- [Work task]
Output the entries exactly as they appear. Pictures should not be included.
....................
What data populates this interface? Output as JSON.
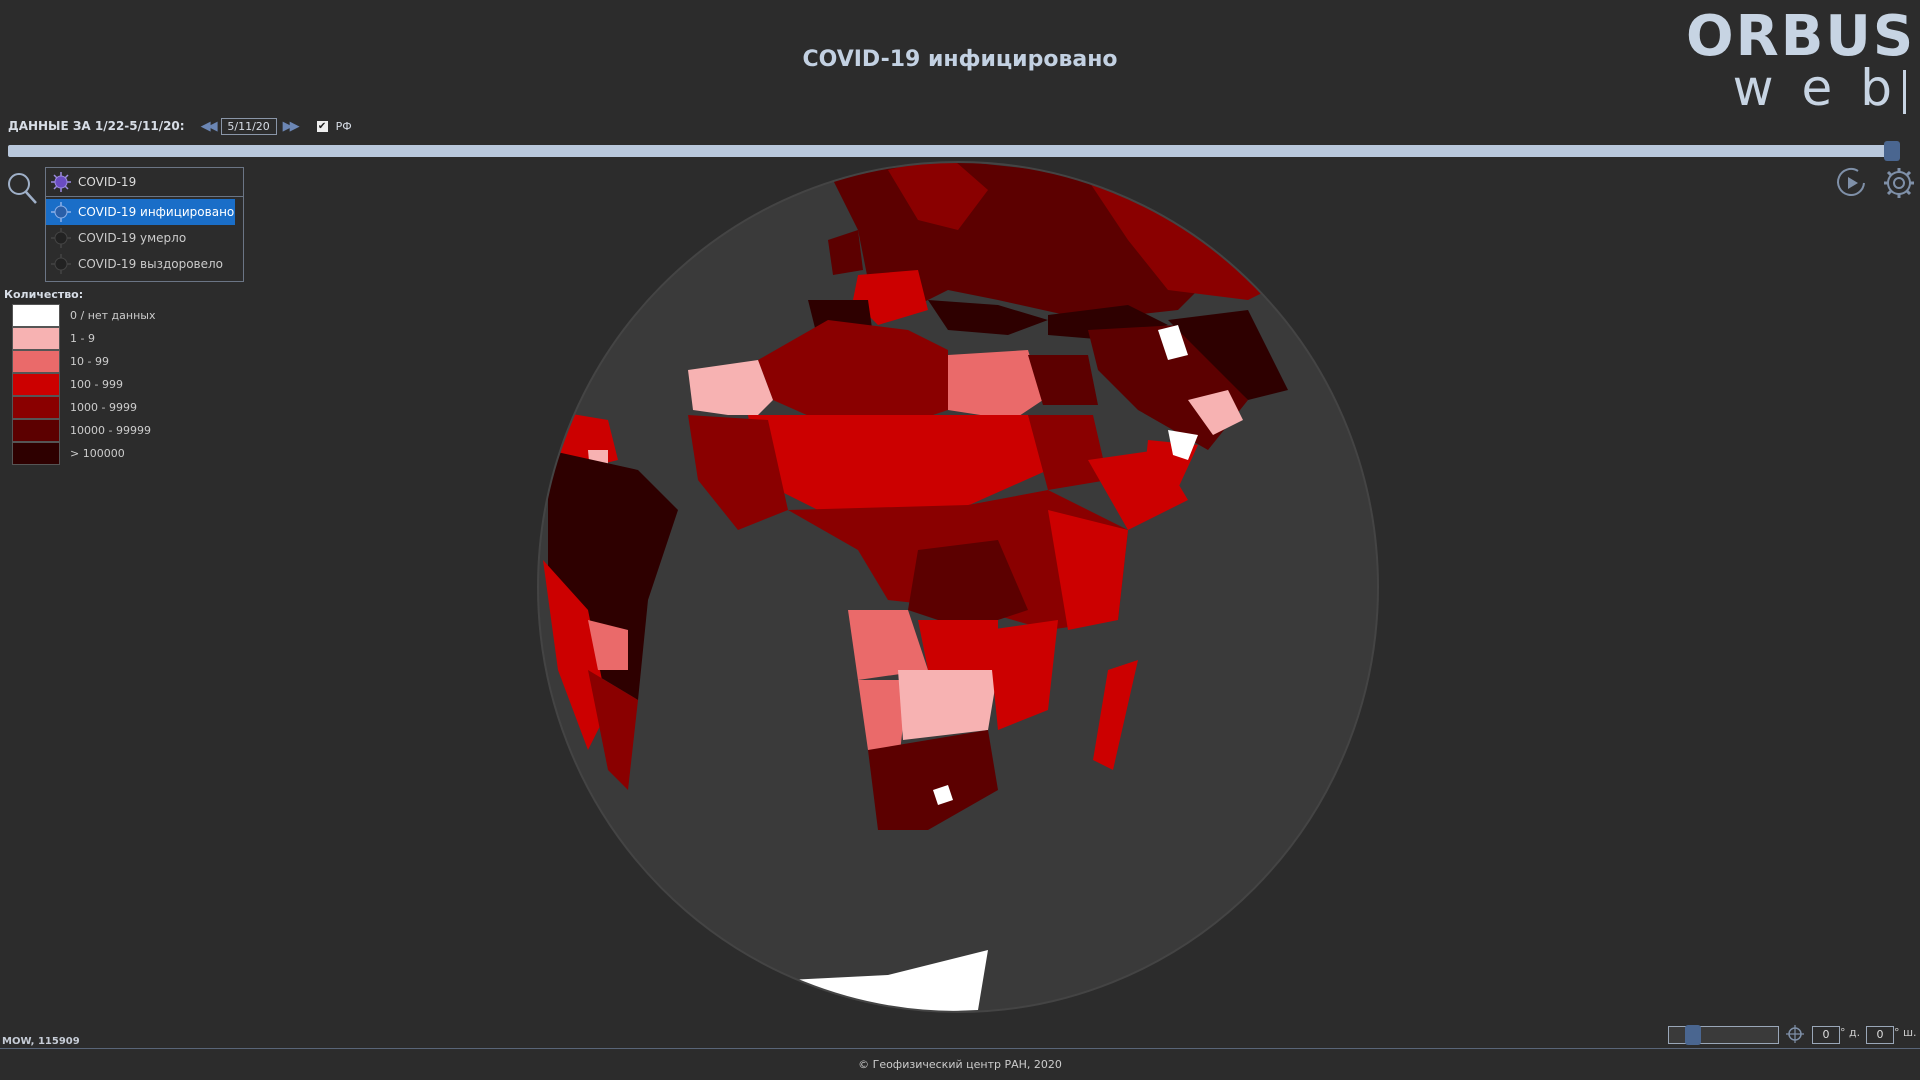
{
  "title": "COVID-19 инфицировано",
  "logo": {
    "line1": "ORBUS",
    "line2": "web"
  },
  "data_controls": {
    "label": "ДАННЫЕ ЗА 1/22-5/11/20:",
    "date_value": "5/11/20",
    "rf_checked": true,
    "rf_label": "РФ"
  },
  "timeline": {
    "progress": 1.0
  },
  "layer_select": {
    "value": "COVID-19",
    "options": [
      {
        "label": "COVID-19 инфицировано",
        "selected": true
      },
      {
        "label": "COVID-19 умерло",
        "selected": false
      },
      {
        "label": "COVID-19 выздоровело",
        "selected": false
      }
    ]
  },
  "legend": {
    "title": "Количество:",
    "items": [
      {
        "label": "0 / нет данных",
        "color": "#ffffff"
      },
      {
        "label": "1 - 9",
        "color": "#f7b2b2"
      },
      {
        "label": "10 - 99",
        "color": "#ea6a6a"
      },
      {
        "label": "100 - 999",
        "color": "#cc0000"
      },
      {
        "label": "1000 - 9999",
        "color": "#8a0000"
      },
      {
        "label": "10000 - 99999",
        "color": "#5c0000"
      },
      {
        "label": "> 100000",
        "color": "#2e0000"
      }
    ]
  },
  "status": {
    "coords": "MOW, 115909"
  },
  "footer": {
    "copyright": "© Геофизический центр РАН, 2020"
  },
  "navigation": {
    "zoom_level": 0.15,
    "lon_value": "0",
    "lon_unit": "° д.",
    "lat_value": "0",
    "lat_unit": "° ш."
  },
  "colors": {
    "accent": "#4a6690",
    "selected": "#1a6ec8",
    "background": "#2c2c2c"
  }
}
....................
- [Reply]
What data populates this interface? Output as JSON.
{
  "title": "COVID-19 инфицировано",
  "logo": {
    "line1": "ORBUS",
    "line2": "web"
  },
  "data_controls": {
    "label": "ДАННЫЕ ЗА 1/22-5/11/20:",
    "date_value": "5/11/20",
    "rf_checked": true,
    "rf_label": "РФ"
  },
  "timeline": {
    "progress": 1.0
  },
  "layer_select": {
    "value": "COVID-19",
    "options": [
      {
        "label": "COVID-19 инфицировано",
        "selected": true
      },
      {
        "label": "COVID-19 умерло",
        "selected": false
      },
      {
        "label": "COVID-19 выздоровело",
        "selected": false
      }
    ]
  },
  "legend": {
    "title": "Количество:",
    "items": [
      {
        "label": "0 / нет данных",
        "color": "#ffffff"
      },
      {
        "label": "1 - 9",
        "color": "#f7b2b2"
      },
      {
        "label": "10 - 99",
        "color": "#ea6a6a"
      },
      {
        "label": "100 - 999",
        "color": "#cc0000"
      },
      {
        "label": "1000 - 9999",
        "color": "#8a0000"
      },
      {
        "label": "10000 - 99999",
        "color": "#5c0000"
      },
      {
        "label": "> 100000",
        "color": "#2e0000"
      }
    ]
  },
  "status": {
    "coords": "MOW, 115909"
  },
  "footer": {
    "copyright": "© Геофизический центр РАН, 2020"
  },
  "navigation": {
    "zoom_level": 0.15,
    "lon_value": "0",
    "lon_unit": "° д.",
    "lat_value": "0",
    "lat_unit": "° ш."
  },
  "colors": {
    "accent": "#4a6690",
    "selected": "#1a6ec8",
    "background": "#2c2c2c"
  }
}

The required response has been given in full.